───── TASK INPUTS ─────

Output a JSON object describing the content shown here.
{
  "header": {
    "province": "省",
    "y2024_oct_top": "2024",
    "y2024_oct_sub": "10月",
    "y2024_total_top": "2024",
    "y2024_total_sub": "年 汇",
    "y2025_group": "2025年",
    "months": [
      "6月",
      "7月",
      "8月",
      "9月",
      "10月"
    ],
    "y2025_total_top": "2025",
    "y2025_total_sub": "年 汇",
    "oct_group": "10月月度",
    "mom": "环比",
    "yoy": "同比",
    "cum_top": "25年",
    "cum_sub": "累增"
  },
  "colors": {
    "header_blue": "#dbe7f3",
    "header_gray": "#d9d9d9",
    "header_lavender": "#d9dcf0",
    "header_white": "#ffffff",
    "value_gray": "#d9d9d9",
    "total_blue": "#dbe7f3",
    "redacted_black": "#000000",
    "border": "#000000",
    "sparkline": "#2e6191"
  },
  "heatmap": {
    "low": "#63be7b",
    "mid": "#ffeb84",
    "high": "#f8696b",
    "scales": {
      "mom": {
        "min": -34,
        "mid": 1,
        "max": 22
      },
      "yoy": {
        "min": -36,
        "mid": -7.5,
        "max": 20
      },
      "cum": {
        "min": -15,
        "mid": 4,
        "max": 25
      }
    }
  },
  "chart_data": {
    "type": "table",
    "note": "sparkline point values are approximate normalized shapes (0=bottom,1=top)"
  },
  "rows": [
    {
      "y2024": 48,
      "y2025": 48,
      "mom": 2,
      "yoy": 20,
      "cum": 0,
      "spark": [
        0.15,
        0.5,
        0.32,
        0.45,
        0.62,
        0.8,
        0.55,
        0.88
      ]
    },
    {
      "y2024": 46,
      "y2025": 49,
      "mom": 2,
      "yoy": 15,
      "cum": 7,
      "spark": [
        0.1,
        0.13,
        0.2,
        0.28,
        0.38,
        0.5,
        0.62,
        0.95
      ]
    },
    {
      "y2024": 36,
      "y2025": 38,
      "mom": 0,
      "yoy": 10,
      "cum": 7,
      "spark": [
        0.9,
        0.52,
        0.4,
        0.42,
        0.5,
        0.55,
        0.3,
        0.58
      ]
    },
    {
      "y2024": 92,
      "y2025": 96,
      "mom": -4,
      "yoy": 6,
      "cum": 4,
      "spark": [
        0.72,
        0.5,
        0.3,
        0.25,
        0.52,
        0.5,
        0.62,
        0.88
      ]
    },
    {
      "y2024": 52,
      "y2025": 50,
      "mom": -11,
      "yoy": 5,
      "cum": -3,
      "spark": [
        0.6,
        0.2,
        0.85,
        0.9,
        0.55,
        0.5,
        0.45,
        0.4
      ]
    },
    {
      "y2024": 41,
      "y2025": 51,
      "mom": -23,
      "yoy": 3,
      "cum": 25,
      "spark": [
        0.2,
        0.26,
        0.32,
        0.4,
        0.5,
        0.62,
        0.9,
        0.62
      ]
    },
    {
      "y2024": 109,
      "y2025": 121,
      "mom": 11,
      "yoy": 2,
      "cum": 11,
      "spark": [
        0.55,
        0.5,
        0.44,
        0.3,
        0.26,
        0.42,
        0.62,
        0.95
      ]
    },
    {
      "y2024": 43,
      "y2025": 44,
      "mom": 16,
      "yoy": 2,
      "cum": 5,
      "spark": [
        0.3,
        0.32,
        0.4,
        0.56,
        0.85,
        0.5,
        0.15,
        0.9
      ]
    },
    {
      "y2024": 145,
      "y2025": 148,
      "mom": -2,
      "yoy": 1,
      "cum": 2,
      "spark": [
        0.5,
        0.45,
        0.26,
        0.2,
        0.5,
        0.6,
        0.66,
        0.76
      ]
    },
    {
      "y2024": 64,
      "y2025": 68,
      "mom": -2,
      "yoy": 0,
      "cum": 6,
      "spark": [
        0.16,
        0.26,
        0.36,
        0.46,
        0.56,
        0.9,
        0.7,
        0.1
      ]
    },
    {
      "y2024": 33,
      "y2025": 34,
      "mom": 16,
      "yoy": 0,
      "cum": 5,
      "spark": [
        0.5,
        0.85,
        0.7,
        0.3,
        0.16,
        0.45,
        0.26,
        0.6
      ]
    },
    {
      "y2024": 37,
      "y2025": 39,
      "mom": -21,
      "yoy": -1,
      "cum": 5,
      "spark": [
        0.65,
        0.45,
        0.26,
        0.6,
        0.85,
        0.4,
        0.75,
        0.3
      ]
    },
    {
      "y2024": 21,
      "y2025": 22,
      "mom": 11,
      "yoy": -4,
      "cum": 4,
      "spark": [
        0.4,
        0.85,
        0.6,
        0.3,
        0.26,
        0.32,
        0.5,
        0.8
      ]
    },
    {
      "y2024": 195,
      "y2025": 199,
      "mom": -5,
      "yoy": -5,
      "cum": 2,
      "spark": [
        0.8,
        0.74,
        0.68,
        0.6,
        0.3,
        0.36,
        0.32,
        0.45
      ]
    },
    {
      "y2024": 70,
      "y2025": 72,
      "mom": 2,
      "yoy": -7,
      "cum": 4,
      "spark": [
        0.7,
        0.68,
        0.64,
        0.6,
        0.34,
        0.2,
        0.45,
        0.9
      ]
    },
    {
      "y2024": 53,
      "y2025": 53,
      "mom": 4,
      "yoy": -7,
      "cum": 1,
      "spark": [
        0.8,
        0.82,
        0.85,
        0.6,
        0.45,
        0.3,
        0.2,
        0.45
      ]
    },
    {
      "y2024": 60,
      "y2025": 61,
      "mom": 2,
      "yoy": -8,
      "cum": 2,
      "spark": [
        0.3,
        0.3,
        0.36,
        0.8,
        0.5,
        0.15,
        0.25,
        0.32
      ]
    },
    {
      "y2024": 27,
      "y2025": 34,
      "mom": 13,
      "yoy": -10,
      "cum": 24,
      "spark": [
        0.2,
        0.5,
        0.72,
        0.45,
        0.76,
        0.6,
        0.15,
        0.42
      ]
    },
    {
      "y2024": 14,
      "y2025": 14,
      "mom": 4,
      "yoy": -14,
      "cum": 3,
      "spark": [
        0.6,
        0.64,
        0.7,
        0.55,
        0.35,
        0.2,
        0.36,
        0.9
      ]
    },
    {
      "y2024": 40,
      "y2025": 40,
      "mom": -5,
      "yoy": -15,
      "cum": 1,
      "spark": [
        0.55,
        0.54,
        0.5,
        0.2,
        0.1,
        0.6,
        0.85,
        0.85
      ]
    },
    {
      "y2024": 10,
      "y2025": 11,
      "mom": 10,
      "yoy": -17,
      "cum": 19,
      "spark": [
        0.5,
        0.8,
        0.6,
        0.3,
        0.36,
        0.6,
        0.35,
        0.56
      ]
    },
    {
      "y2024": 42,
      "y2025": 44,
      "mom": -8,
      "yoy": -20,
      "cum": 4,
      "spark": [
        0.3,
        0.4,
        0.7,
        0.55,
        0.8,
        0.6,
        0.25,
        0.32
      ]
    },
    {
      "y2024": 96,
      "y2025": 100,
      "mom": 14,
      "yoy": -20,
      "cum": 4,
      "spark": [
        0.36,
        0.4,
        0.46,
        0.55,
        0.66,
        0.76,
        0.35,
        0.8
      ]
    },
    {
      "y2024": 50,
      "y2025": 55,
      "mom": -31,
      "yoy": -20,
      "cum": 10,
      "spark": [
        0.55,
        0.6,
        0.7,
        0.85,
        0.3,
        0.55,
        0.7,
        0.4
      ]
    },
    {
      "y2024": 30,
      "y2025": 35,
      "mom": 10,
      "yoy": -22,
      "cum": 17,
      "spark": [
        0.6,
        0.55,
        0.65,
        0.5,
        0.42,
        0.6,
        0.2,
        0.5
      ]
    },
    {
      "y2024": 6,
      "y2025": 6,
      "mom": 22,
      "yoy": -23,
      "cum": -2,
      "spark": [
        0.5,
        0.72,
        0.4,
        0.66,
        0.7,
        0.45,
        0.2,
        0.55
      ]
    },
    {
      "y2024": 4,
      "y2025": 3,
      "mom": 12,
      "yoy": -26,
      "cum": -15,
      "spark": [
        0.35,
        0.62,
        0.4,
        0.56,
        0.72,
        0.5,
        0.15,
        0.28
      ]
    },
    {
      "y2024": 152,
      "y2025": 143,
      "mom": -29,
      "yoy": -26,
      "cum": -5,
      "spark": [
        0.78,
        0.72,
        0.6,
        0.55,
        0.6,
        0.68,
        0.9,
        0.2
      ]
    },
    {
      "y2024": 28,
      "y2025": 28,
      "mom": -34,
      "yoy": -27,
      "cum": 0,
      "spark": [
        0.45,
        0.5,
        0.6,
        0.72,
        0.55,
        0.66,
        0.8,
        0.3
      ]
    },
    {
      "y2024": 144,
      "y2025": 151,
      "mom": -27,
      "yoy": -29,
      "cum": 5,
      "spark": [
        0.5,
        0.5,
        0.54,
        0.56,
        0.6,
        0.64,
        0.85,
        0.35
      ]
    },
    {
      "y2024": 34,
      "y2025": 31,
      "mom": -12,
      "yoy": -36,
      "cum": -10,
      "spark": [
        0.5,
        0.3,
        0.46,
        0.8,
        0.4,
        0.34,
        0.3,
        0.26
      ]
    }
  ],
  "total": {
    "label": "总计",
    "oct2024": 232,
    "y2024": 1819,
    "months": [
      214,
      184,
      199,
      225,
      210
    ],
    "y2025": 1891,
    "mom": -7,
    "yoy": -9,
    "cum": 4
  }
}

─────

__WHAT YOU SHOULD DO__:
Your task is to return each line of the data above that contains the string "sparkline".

__RESULT__:
    "sparkline": "#2e6191"
    "note": "sparkline point values are approximate normalized shapes (0=bottom,1=top)"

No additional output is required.